You can also see that if you weren't delayed by more than 3 hours, you aren't entitled to any compensation (however you may be entitled to meal vouchers).

Airlines can turn down claims if exceptional circumstances apply. There is no set rules of what this means, but typically if the delay was completely beyond the airlines control, then it may come under exceptional circumstances.

"As under the Montreal Convention, obligations on operating air carriers should be limited or excluded in cases where an event has been caused by extraordinary circumstances which could not have been avoided even if all reasonable measures had been taken.

"Such circumstances may, in particular, occur in cases of political instability, meteorological conditions incompatible with the operation of the flight concerned, security risks, unexpected flight safety shortcomings and strikes that affect the operation of an operating air carrier."

Technical faults are not exceptional as one can argue that the airline should know that technical problems do arise, and they should be prepared. Basically the question to ask is "is this the airlines fault or someone else's?".

Delays due to incorrect scheduling are fair game, as are delays due to pilots being sick, damage to an aircraft, etc.

Here is the links for some airlines where you can submit your claim:
British Airways

Below is a template that you can use which tells the airline you know your rights and gives them the information they typically need.

I'm writing to claim compensation under EC Regulation 261/2004 for the delay/cancellation of my flight.
Flight number: XYZ1234
Passenger names:
Date of flight:

They must also offer you meals, refreshments and hotel accommodation as appropriate whilst you wait for a rearranged flight. Airlines would be breaking the rules if they don't offer you this, or at least offer to refund you the out-of-pocket cost.
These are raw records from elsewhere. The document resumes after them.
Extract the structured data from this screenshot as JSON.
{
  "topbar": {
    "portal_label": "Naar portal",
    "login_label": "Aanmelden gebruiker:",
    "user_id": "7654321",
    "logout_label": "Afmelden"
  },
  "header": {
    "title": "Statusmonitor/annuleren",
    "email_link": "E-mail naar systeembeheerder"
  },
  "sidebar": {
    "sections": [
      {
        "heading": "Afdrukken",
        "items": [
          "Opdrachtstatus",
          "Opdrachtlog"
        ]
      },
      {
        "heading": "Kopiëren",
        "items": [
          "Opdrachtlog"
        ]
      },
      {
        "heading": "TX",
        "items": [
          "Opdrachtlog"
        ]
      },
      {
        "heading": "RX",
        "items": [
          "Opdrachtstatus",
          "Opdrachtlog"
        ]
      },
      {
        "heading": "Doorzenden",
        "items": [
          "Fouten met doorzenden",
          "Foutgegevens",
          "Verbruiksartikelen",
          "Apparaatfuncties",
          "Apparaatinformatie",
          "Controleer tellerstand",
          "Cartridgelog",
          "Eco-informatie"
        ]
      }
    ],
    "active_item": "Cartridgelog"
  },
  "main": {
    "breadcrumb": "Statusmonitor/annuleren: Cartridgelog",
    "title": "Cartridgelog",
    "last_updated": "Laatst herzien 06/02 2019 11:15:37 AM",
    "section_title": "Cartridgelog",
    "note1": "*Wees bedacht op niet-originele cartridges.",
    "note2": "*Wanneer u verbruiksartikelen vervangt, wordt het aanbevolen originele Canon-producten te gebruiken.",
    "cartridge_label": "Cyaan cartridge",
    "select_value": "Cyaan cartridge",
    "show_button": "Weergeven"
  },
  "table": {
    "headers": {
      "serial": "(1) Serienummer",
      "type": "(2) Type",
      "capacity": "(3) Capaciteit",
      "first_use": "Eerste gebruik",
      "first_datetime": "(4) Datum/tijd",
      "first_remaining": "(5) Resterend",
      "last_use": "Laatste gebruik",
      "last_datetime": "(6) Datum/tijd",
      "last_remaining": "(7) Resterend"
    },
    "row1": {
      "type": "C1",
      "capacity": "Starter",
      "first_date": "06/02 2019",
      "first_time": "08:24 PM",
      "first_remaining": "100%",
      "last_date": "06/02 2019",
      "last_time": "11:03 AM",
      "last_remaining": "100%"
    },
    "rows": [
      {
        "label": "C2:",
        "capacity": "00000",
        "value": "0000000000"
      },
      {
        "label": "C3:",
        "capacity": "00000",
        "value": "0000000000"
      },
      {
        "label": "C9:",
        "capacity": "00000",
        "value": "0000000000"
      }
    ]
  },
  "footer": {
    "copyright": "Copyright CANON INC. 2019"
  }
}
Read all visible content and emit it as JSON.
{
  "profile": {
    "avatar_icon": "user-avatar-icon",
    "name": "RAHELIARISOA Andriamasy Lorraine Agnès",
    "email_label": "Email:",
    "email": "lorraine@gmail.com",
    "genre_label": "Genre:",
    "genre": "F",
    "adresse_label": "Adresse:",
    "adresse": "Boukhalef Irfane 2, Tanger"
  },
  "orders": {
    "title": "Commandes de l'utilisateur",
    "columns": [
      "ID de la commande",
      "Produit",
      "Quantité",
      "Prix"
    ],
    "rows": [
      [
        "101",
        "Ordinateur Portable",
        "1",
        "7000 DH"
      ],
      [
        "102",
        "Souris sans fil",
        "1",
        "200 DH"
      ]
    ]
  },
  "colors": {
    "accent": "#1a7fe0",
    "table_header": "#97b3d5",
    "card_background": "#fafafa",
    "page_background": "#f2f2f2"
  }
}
They are obliged to pay for this whether the delay/cancellation was caused by exceptional circumstance or not.

I hope this was useful. Subscribe below to keep updated on Travel Hack Club articles.